• MATERIAL PROVIDED
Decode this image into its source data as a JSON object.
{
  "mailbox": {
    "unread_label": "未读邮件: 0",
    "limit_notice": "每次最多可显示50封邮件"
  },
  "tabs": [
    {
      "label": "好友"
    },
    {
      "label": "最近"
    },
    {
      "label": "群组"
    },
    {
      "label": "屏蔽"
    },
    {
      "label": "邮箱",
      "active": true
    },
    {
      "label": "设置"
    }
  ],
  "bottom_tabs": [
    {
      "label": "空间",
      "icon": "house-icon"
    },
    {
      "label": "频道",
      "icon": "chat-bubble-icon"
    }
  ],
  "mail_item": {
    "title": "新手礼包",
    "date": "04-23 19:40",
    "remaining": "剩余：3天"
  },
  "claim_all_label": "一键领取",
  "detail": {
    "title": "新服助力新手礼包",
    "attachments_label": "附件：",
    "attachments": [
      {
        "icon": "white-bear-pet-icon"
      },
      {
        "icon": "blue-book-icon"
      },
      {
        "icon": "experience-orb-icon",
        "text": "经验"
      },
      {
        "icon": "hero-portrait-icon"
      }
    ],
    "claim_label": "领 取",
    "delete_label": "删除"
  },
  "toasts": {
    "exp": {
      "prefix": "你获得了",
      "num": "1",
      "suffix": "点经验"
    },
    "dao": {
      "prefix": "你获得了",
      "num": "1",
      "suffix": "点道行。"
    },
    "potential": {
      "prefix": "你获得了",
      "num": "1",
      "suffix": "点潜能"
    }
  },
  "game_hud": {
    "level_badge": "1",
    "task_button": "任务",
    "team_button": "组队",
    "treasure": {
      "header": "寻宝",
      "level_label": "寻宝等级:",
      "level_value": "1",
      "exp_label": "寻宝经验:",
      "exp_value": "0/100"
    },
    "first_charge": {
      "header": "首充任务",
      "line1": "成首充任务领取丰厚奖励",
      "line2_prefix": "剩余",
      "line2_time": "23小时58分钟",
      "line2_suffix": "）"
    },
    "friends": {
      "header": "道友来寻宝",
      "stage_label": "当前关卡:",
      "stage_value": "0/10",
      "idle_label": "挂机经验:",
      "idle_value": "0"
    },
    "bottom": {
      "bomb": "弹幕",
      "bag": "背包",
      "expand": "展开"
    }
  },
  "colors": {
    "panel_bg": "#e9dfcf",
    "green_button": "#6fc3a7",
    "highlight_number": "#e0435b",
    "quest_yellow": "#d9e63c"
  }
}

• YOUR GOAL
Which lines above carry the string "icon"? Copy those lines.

• WRITTEN REPLY
      "icon": "house-icon"
      "icon": "chat-bubble-icon"
        "icon": "white-bear-pet-icon"
        "icon": "blue-book-icon"
        "icon": "experience-orb-icon",
        "icon": "hero-portrait-icon"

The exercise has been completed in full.